PHI 417 Modal Logic

Professor T. E. Bittner
M, 1:00 - 3:50 PM
Class # 22454

Studies logical systems designed to express concepts of necessity and possibility. Develops semantic accounts employing systems of possible worlds. Examines philosophical topics and problems related to necessity and possibility.

PHI 489 Topics in Ethics: Metaethics

Professor A. R. King
TH  1:00-3:50 PM
Class # 23863

This course will serve as a primer to the major contemporary metaethical theories. We will examine questions about the objectivity and metaphysical status of morality, how it motivates us, how we know about it, and how moral language works. We will pay special attention to the ways in which these different considerations intertwine, and why an answer to one of these questions often forces answers to others. As background, it is recommended that students have some familiarity with (in rough order of importance) philosophy of language, metaphysics, philosophy of mind, and/or epistemology.

Individual Tutorial Course Sections to be arranged with professor

Meeting days and times as arranged with professors. See listing on the  HUB Registration Window for Individual Tutorial Course Sections with Philosophy Department Faculty (to be arranged with Permission of Instructor.) 

PHI 401 Philosophy Honors Tutorials (Arranged with Professor)

PHI 498 Philosophy Undergraduate Research Activity (Arranged with Professor)

PHI 499 Philosophy Undergraduate Tutorials (Arranged with Professor)

Course Number Changes - initiated for Fall 2014 and thereafter

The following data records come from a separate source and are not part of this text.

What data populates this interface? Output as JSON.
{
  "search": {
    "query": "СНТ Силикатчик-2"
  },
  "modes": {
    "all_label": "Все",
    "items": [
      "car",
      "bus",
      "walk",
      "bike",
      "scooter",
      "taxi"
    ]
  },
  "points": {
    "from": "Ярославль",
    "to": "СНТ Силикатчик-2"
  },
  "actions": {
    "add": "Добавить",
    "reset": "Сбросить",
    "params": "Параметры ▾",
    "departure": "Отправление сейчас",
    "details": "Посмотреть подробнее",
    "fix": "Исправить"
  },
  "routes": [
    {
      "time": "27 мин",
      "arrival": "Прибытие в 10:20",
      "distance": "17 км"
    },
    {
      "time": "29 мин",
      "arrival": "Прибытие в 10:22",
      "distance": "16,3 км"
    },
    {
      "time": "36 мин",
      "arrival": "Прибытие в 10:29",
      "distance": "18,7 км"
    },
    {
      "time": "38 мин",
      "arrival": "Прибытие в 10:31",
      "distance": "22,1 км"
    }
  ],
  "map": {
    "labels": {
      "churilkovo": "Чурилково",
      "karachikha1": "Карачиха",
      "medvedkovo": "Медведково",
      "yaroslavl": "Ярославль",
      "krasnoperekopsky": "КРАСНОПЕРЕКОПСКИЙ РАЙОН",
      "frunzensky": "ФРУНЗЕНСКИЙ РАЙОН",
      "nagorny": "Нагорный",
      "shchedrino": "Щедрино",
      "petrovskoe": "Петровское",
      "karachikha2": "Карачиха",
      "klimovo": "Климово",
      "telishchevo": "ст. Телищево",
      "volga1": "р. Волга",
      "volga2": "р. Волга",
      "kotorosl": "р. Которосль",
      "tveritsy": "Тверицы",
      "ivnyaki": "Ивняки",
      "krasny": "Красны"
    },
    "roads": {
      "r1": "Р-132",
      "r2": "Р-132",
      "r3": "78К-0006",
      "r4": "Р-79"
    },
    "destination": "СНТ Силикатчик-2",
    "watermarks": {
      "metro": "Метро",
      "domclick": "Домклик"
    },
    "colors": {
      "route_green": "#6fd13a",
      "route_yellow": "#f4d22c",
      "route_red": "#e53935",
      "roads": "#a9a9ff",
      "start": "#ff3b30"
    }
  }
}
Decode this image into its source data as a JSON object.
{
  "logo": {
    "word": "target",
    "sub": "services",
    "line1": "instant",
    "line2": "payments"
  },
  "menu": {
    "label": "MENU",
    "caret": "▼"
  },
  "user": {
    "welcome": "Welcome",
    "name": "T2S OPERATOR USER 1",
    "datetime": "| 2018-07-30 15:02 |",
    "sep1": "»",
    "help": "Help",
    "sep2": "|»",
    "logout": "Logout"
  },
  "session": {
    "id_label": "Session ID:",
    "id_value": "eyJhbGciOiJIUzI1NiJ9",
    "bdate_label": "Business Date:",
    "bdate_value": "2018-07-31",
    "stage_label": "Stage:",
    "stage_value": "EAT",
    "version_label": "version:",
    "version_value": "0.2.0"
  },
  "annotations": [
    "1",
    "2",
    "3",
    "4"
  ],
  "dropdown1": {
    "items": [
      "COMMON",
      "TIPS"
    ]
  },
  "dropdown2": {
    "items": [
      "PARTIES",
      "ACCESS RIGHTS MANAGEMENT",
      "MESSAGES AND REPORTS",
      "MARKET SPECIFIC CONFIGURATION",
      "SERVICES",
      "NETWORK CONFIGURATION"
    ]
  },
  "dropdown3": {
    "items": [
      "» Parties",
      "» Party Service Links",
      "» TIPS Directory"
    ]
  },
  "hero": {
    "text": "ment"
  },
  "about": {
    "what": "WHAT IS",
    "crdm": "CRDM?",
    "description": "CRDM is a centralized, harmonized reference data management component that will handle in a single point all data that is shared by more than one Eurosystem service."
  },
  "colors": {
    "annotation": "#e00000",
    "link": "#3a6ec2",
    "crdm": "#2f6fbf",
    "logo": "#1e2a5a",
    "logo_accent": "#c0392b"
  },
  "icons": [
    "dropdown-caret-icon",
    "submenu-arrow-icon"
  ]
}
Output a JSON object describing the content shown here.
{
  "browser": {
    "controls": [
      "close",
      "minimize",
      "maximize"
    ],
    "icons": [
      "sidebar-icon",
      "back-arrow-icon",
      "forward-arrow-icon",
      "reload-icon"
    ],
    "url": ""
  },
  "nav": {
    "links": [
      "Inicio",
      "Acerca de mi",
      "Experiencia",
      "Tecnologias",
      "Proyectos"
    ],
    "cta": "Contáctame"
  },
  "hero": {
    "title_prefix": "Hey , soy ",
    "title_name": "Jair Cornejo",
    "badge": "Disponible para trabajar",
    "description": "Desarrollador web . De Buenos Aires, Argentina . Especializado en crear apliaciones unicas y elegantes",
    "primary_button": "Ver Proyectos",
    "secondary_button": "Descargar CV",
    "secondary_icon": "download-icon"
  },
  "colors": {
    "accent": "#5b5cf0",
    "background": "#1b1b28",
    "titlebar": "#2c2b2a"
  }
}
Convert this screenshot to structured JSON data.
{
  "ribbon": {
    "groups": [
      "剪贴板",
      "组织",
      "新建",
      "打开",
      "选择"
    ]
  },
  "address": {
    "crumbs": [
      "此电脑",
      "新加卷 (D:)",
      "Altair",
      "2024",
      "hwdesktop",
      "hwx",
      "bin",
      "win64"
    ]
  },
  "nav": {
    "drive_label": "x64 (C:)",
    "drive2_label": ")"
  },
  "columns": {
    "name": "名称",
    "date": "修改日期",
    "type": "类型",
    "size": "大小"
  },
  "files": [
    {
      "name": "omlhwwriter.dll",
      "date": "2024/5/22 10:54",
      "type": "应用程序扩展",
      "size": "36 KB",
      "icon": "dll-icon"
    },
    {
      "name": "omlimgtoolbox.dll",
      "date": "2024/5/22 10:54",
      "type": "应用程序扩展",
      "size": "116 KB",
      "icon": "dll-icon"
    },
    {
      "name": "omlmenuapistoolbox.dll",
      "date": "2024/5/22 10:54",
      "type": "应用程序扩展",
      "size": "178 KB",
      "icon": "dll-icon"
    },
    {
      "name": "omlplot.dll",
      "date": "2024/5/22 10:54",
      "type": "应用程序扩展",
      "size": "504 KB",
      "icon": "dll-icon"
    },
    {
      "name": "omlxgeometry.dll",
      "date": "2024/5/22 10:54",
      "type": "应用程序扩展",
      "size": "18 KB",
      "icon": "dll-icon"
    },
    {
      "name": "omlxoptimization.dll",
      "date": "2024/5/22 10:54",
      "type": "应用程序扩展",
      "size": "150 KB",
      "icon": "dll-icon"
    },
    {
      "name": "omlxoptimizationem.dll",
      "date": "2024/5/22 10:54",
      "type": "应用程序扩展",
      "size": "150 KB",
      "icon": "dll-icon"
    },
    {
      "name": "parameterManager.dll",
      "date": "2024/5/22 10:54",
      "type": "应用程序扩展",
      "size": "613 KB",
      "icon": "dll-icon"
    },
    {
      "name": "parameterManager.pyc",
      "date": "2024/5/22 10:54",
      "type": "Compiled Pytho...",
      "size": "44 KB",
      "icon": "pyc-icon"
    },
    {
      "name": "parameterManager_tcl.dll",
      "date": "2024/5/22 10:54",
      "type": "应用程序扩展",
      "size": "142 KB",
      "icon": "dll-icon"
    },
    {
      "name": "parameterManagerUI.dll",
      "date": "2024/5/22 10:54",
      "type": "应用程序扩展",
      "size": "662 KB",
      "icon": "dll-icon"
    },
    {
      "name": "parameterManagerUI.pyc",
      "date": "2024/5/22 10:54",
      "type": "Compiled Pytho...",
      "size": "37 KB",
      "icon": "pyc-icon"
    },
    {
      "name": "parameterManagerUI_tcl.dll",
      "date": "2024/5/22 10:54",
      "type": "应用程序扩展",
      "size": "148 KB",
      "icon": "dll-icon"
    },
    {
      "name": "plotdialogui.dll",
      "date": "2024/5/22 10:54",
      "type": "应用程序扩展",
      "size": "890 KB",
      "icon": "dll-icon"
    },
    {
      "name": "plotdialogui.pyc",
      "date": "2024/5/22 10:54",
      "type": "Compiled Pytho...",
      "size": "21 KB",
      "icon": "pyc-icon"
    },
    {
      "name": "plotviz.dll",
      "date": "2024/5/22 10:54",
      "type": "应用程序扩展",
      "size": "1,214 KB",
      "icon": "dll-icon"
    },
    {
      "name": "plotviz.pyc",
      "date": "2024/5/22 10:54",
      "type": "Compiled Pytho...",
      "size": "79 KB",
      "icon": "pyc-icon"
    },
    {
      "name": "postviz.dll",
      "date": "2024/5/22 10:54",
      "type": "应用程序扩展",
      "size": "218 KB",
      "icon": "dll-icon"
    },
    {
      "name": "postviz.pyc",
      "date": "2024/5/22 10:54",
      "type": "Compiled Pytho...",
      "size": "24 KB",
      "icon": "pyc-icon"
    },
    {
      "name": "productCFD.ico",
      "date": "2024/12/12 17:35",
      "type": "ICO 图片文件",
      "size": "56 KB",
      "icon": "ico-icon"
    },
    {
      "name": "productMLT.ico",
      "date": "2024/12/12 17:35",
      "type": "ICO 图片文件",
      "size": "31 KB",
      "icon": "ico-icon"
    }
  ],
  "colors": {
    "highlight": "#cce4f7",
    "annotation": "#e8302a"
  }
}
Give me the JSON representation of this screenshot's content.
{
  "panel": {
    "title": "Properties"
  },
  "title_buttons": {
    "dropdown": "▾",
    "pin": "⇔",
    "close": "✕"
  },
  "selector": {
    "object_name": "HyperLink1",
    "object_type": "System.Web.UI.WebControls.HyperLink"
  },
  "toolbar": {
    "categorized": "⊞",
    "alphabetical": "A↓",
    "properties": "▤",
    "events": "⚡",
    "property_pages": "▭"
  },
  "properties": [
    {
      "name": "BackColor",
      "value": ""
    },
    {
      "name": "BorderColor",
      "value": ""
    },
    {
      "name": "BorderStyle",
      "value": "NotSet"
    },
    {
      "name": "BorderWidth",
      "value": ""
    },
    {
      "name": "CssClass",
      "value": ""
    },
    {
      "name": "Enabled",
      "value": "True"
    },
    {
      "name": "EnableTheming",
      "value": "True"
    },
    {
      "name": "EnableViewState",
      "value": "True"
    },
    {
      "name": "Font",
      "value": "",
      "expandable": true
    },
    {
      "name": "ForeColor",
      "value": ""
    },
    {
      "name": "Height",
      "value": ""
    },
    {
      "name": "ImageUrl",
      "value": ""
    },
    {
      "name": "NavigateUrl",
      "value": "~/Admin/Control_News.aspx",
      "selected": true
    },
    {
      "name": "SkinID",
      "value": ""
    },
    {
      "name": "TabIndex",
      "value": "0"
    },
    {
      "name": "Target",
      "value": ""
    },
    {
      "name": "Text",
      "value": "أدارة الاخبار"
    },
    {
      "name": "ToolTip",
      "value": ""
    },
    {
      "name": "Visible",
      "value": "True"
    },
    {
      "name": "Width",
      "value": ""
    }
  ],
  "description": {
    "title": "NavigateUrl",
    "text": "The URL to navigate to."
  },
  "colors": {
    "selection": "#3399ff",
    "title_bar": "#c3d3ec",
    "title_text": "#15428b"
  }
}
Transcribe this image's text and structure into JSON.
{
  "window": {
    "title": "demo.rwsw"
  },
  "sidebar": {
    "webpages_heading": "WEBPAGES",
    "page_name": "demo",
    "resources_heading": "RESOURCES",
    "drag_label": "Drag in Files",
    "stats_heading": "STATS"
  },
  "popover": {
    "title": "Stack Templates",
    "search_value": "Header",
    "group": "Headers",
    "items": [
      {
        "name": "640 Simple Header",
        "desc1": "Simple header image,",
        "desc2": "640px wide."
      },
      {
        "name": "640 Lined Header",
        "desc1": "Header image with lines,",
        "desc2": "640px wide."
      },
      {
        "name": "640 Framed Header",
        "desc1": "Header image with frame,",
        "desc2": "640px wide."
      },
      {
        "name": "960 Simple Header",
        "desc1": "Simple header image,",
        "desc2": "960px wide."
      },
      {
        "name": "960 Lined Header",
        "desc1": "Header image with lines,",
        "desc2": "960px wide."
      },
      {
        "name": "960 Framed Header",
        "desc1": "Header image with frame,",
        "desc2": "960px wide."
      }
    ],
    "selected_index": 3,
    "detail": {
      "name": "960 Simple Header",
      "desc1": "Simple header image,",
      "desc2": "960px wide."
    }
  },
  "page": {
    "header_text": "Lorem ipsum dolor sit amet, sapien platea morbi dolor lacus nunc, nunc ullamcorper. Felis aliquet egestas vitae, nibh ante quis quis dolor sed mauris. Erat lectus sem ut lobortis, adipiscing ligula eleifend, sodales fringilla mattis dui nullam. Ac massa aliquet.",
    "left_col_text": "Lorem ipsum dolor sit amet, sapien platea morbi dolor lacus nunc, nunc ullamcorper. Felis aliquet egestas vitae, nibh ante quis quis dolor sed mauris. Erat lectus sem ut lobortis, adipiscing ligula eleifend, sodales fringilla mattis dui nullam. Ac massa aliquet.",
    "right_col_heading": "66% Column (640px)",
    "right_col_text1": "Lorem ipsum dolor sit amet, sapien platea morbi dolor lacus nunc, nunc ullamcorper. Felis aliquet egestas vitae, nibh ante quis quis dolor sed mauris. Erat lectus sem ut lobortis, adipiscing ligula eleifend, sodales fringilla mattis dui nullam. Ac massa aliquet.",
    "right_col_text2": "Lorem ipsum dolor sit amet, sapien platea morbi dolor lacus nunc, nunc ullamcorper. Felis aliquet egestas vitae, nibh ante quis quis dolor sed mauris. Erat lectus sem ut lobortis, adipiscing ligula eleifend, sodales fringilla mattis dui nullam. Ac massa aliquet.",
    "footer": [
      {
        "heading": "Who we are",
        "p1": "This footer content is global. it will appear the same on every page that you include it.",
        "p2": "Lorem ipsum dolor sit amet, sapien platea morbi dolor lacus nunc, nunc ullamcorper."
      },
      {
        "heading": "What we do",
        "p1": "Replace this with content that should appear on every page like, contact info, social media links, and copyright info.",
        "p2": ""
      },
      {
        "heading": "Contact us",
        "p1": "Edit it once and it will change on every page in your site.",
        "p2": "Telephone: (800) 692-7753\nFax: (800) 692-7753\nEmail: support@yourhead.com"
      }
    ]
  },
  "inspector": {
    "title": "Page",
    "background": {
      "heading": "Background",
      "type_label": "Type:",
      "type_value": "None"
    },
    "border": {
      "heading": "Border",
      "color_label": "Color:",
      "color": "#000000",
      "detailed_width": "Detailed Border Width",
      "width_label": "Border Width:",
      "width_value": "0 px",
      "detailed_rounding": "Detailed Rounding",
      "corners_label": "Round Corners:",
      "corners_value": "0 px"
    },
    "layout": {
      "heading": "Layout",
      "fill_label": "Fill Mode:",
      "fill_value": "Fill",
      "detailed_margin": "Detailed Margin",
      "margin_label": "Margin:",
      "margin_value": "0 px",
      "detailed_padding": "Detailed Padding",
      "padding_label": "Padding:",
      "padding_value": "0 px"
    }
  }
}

PHI 215 - Changed to PHI 175, Introduction to Deductive Logic
PHI 315 - Changed to PHI 215, Symbolic Logic
PHI 334 - Changed to PHI 234, Environmental Ethics
PHI 337 - Changed to PHI 237, Social and Ethical Values in Medicine
PHI 346 - Changed to PHI 246, Philosophy in Literature
PHI 348 - Changed to PHI 248, Philosophy and Popular Culture
PHI 352 - Changed to PHI 252, Eastern Philosophy
PHI 360 - Changed to PHI 260, Ancient Philosophy
PHI 366 - Changed to PHI 266, Medieval Philosophy
PHI 370 - Changed to PHI 270, Early Modern Philosophy
PHI 380 - Changed to PHI 280, 19th C. Philosophy, Kant to Nietzsche
PHI 388 - Changed to PHI 288, Twentieth-Century Philosophy